Transport Perspectives: Coronavirus and Cancellations
It’s the topic on everyone’s mind; how bad will the outbreak become and how at risk am I? Panic buying is rife, and events are being cancelled or else are expected to be significantly quieter than their usual attendance. MIPIM, due to be held at the end of the month has already been postponed and attendees are scaling back their participation overall. Six Nations fans will have to wait to see France play Ireland, yet other events are soldiering on despite the concerns
The Cheltenham Gold Cup runs tomorrow as scheduled and the crowds are already assembling. Critics call it irresponsible – how can you justify holding a large-scale event that may cause coronavirus to spread faster?
There are of course the usual arguments. The prevailing advice from the government is caution, not cancellation and there are the economic impacts to consider. If running ahead is going to cause a PR disaster, or your event is too tricky to keep clean and healthy even when there isn’t a pandemic (see Glastonbury festival on a wet year!) then maybe you’d want to call things off.
But those arguments aside, if we consider the risk of exposure in raw numbers, the picture changes.
Cheltenham Racecourse has a capacity of some 67,500 spectators, plus the bookies, staff, jockeys and owners. Let’s round that up to a healthy 68,000 and make it a worst-case scenario in which no one is put off by the outbreak and the stands are packed. Infection can spread from an unlucky sneeze, but the rule of thumb for contagion is 15 minutes of close contact. For spectators, that’s roughly speaking the 5-10 people parked around you.
Which is nearly the same as a seat on London tube car.
A counterargument, then. People in a crowd mill about. They touch things and go bumping into you, so it’s not merely 5-10 people you’re exposed to but a whole lot of strangers. That 68,000 we mentioned. True, but again, consider a station.

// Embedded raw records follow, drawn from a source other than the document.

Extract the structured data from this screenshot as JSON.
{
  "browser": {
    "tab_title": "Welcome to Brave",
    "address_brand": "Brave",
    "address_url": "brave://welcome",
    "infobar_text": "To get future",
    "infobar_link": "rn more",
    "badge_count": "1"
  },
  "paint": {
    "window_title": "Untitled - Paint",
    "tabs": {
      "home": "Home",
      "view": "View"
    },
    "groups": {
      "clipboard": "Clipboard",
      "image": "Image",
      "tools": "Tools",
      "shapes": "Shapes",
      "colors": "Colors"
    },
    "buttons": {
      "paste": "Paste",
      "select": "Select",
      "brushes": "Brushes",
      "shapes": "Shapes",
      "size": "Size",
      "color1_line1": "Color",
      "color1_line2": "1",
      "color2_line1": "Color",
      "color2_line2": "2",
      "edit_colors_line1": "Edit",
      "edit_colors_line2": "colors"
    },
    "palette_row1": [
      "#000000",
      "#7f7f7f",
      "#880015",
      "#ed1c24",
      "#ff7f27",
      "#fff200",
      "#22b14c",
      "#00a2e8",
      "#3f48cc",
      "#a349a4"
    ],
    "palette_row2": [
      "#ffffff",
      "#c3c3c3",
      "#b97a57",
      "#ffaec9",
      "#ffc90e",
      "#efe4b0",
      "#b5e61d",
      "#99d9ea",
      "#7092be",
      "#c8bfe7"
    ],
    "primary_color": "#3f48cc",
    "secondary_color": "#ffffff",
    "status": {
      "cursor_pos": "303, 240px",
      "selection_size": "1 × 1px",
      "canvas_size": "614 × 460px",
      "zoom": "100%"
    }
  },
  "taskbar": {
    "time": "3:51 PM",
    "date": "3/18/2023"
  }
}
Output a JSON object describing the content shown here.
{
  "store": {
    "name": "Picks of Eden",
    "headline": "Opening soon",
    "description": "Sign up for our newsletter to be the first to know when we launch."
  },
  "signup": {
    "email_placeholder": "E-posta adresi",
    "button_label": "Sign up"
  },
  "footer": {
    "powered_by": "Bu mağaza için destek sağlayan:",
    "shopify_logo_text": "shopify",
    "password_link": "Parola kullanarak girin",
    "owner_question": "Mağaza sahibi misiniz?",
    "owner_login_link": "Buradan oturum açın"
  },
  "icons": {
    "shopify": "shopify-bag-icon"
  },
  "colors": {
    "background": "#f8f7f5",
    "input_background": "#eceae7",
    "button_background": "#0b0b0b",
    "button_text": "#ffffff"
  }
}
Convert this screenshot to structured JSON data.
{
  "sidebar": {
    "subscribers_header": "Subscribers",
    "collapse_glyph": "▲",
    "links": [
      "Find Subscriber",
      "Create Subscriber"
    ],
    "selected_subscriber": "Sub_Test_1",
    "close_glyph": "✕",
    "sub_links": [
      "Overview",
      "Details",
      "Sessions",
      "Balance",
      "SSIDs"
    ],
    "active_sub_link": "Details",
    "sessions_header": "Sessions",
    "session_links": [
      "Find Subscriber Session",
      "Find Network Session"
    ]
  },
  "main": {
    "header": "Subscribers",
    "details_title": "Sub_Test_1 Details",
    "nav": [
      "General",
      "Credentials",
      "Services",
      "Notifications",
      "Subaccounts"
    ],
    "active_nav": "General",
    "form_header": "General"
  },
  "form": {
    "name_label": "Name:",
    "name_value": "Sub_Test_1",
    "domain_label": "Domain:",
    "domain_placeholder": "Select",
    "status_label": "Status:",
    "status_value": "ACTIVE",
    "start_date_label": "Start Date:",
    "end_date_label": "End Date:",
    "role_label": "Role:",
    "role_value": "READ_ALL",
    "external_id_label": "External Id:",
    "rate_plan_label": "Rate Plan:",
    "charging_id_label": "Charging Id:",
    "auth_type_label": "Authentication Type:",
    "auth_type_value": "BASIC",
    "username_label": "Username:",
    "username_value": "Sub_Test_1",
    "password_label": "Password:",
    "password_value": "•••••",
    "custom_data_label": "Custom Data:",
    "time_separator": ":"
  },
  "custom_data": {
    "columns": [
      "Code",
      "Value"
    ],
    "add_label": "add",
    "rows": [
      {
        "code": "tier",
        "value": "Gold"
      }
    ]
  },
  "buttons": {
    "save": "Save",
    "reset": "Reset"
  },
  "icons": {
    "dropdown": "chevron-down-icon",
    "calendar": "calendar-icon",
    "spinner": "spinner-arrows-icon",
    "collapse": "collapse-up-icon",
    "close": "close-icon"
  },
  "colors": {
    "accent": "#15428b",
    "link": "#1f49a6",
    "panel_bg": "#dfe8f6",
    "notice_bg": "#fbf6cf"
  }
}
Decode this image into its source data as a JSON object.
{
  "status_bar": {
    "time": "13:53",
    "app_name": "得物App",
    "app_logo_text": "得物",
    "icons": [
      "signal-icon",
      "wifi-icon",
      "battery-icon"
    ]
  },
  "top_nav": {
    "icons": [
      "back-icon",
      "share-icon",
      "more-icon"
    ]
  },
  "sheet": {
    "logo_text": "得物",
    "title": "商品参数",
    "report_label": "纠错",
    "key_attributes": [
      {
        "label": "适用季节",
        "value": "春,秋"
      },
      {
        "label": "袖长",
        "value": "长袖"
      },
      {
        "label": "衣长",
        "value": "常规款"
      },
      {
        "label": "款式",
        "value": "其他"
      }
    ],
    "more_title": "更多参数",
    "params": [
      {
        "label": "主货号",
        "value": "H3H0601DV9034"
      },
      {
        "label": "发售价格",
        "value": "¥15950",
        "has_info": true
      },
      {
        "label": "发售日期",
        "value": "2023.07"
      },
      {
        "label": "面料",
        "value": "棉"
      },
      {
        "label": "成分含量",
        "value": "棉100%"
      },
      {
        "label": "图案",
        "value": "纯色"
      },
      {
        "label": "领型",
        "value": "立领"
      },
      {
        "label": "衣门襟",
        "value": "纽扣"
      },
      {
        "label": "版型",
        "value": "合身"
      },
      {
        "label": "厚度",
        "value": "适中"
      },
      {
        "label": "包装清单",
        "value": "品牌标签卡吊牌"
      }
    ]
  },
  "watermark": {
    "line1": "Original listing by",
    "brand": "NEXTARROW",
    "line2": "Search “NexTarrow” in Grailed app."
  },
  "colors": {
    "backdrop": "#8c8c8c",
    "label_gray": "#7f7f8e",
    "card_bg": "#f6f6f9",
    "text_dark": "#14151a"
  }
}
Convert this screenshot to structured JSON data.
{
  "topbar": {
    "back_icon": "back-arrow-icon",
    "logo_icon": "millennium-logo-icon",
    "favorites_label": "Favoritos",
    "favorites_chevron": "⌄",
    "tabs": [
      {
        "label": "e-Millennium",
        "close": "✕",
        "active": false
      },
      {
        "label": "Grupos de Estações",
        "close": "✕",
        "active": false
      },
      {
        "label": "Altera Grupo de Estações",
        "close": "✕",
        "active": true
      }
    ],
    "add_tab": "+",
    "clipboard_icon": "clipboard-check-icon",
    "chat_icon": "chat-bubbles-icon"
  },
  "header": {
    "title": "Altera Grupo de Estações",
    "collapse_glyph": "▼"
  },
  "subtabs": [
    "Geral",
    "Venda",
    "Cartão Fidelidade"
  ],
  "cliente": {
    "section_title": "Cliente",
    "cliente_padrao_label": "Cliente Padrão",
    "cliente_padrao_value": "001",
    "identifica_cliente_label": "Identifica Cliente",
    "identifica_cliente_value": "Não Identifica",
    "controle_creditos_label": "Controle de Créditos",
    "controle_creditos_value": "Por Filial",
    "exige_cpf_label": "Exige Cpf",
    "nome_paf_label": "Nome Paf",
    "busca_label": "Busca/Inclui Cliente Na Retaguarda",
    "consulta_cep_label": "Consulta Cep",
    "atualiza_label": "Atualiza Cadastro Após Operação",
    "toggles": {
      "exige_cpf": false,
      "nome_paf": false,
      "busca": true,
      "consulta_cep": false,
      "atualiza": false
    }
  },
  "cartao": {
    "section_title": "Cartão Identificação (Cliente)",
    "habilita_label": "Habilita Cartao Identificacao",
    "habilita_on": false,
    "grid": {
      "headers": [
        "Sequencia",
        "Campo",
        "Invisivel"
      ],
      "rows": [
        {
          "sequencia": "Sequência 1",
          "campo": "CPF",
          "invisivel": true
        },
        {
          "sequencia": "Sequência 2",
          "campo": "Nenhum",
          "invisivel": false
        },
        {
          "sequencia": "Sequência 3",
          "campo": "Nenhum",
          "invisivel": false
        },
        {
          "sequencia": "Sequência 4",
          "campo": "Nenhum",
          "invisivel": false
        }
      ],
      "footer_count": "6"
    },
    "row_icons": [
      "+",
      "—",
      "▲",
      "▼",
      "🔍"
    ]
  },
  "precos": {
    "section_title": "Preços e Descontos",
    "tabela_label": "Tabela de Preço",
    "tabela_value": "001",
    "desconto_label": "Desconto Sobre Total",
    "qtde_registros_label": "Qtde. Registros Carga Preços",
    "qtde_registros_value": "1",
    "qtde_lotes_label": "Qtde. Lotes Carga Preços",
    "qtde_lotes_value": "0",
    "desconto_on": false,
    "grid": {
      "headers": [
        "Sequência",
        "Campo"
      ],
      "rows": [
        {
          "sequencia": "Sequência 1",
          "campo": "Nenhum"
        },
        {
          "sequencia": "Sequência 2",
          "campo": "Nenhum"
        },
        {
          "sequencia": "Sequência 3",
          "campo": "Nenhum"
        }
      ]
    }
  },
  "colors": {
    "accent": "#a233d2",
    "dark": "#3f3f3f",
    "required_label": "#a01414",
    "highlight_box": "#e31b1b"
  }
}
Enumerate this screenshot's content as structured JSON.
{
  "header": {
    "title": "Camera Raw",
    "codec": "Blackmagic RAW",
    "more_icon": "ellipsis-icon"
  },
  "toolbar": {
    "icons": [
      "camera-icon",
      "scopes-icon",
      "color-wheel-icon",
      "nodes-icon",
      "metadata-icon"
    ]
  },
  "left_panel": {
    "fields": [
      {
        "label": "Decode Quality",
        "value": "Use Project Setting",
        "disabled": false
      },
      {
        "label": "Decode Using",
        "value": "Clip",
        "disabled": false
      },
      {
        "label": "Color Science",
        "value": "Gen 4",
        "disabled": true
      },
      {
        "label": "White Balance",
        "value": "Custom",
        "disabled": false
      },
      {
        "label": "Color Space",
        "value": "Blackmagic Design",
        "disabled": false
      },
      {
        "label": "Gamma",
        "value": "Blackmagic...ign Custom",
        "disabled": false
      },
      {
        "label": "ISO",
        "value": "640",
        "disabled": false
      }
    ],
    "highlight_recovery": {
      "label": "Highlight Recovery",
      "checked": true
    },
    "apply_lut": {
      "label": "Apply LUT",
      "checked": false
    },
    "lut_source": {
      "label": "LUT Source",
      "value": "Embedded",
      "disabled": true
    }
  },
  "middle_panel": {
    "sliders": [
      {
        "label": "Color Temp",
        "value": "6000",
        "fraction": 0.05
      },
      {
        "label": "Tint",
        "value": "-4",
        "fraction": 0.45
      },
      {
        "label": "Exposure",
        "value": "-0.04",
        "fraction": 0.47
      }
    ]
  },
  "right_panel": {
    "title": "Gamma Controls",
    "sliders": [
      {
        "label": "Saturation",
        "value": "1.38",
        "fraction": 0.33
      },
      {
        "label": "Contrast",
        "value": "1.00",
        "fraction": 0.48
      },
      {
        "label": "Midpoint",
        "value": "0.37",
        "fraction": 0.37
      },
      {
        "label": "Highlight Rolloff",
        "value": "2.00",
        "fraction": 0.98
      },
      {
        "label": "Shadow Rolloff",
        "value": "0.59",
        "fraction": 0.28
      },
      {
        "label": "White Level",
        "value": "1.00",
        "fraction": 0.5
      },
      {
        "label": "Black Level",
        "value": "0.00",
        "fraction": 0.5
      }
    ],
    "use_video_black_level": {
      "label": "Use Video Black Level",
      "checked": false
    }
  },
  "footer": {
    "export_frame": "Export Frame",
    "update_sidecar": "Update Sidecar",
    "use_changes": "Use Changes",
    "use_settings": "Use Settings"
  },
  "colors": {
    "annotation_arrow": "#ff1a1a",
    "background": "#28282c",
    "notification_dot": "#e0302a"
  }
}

Waterloo gets roughly 250,000 passengers through its concourses per day, and Victoria isn’t far behind with about 200,000. At peak hours, when around a quarter of daily trips occur, you’ll be muddling through a crowd of some 50-60,000, stopping to wait for trains, queuing, standing on escalators, buying and touching things.
And in fact, if travelling by public transport, your daily commute is likely to be riskier. The Jockey Club, who run the Cheltenham Festival is well-versed in dealing with health concerns. In 2001, the festival was cancelled due to foot-and-mouth but persevered through other years. Back of house, the event is strictly vetted (quite literally) to control disease and doping, and reports say that on the public side this year there are patrolling teams of St John’s Ambulance staff, clear signs, and hand sanitising stations have popped up all over the courses. On the London underground, you have to bring your own.
So perhaps it’s not surprising that some events have continued to run and perhaps should not be condemned as reckless for doing so given that they will run only a short time whereas many of us run comparable risk of exposure just getting across the cities we live in. Even getting to and from these events is similar to many people’s daily commute. The Guardian reports that last year, more than 130,000 people used Cheltenham Spa train station over four days of races, and 80,000 travelled in the shuttle bus service between the town centre and racecourse.
Ultimately, the decision on whether it is best to keep calm and carry on or stay home rests with the individual until we hit a point where, like Italy, social isolation becomes a mandated necessity.
We’ll be interested to see what other impacts arise in transport as a result of the coronavirus outbreak. The UK is facing the largest move to home-working and constrained movements it has seen in digital times and the effects of such mass change in travel behaviour on air quality, energy consumption, and the economy can only be informative.Back to News